*EXERCISE OBJECTIVE*:
The complete set of records should be given again verbatim.

*RECORDS FOR PROCESSING*:
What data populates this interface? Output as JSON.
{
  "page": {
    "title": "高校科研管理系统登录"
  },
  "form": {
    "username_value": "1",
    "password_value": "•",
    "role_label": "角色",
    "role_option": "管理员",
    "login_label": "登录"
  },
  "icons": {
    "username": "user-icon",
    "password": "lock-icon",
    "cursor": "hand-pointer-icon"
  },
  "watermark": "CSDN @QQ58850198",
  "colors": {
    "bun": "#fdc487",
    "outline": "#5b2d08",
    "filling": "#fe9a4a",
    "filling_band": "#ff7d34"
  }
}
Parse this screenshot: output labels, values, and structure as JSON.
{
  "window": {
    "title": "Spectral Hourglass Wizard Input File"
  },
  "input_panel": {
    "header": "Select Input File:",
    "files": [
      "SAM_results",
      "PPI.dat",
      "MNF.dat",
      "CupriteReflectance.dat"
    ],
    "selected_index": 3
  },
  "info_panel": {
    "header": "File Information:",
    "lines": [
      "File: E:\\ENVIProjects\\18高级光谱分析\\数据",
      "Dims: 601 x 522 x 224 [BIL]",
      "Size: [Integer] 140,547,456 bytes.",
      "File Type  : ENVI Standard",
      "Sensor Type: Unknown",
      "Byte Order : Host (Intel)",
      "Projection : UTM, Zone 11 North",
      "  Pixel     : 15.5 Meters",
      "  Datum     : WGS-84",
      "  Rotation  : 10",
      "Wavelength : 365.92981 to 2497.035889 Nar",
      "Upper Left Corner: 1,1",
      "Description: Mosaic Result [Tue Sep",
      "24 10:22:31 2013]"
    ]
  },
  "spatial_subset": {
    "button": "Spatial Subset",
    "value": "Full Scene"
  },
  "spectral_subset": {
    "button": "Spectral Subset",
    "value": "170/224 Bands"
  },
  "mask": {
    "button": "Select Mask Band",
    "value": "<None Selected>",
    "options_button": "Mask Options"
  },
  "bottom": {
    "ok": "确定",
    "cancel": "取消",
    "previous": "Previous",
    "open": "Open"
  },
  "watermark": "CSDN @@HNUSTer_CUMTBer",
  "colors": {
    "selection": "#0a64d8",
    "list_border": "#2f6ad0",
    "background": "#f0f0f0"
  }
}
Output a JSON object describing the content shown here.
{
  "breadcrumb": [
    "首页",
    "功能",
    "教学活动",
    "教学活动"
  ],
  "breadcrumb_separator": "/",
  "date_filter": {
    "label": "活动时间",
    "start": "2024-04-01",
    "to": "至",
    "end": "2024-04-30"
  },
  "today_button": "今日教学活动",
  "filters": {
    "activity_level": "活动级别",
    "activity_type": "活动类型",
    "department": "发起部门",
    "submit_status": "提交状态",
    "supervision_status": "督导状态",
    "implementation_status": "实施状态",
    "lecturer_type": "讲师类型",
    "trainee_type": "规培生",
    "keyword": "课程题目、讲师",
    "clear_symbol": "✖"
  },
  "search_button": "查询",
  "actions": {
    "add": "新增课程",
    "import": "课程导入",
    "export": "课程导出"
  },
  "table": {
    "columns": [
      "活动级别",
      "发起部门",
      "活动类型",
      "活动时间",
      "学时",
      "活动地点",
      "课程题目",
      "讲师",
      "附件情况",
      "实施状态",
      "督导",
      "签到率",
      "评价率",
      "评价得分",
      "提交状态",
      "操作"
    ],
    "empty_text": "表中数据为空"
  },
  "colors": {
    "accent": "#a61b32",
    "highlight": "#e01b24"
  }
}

*RESULT*:
What data populates this interface? Output as JSON.
{
  "page": {
    "title": "高校科研管理系统登录"
  },
  "form": {
    "username_value": "1",
    "password_value": "•",
    "role_label": "角色",
    "role_option": "管理员",
    "login_label": "登录"
  },
  "icons": {
    "username": "user-icon",
    "password": "lock-icon",
    "cursor": "hand-pointer-icon"
  },
  "watermark": "CSDN @QQ58850198",
  "colors": {
    "bun": "#fdc487",
    "outline": "#5b2d08",
    "filling": "#fe9a4a",
    "filling_band": "#ff7d34"
  }
}
Parse this screenshot: output labels, values, and structure as JSON.
{
  "window": {
    "title": "Spectral Hourglass Wizard Input File"
  },
  "input_panel": {
    "header": "Select Input File:",
    "files": [
      "SAM_results",
      "PPI.dat",
      "MNF.dat",
      "CupriteReflectance.dat"
    ],
    "selected_index": 3
  },
  "info_panel": {
    "header": "File Information:",
    "lines": [
      "File: E:\\ENVIProjects\\18高级光谱分析\\数据",
      "Dims: 601 x 522 x 224 [BIL]",
      "Size: [Integer] 140,547,456 bytes.",
      "File Type  : ENVI Standard",
      "Sensor Type: Unknown",
      "Byte Order : Host (Intel)",
      "Projection : UTM, Zone 11 North",
      "  Pixel     : 15.5 Meters",
      "  Datum     : WGS-84",
      "  Rotation  : 10",
      "Wavelength : 365.92981 to 2497.035889 Nar",
      "Upper Left Corner: 1,1",
      "Description: Mosaic Result [Tue Sep",
      "24 10:22:31 2013]"
    ]
  },
  "spatial_subset": {
    "button": "Spatial Subset",
    "value": "Full Scene"
  },
  "spectral_subset": {
    "button": "Spectral Subset",
    "value": "170/224 Bands"
  },
  "mask": {
    "button": "Select Mask Band",
    "value": "<None Selected>",
    "options_button": "Mask Options"
  },
  "bottom": {
    "ok": "确定",
    "cancel": "取消",
    "previous": "Previous",
    "open": "Open"
  },
  "watermark": "CSDN @@HNUSTer_CUMTBer",
  "colors": {
    "selection": "#0a64d8",
    "list_border": "#2f6ad0",
    "background": "#f0f0f0"
  }
}
Output a JSON object describing the content shown here.
{
  "breadcrumb": [
    "首页",
    "功能",
    "教学活动",
    "教学活动"
  ],
  "breadcrumb_separator": "/",
  "date_filter": {
    "label": "活动时间",
    "start": "2024-04-01",
    "to": "至",
    "end": "2024-04-30"
  },
  "today_button": "今日教学活动",
  "filters": {
    "activity_level": "活动级别",
    "activity_type": "活动类型",
    "department": "发起部门",
    "submit_status": "提交状态",
    "supervision_status": "督导状态",
    "implementation_status": "实施状态",
    "lecturer_type": "讲师类型",
    "trainee_type": "规培生",
    "keyword": "课程题目、讲师",
    "clear_symbol": "✖"
  },
  "search_button": "查询",
  "actions": {
    "add": "新增课程",
    "import": "课程导入",
    "export": "课程导出"
  },
  "table": {
    "columns": [
      "活动级别",
      "发起部门",
      "活动类型",
      "活动时间",
      "学时",
      "活动地点",
      "课程题目",
      "讲师",
      "附件情况",
      "实施状态",
      "督导",
      "签到率",
      "评价率",
      "评价得分",
      "提交状态",
      "操作"
    ],
    "empty_text": "表中数据为空"
  },
  "colors": {
    "accent": "#a61b32",
    "highlight": "#e01b24"
  }
}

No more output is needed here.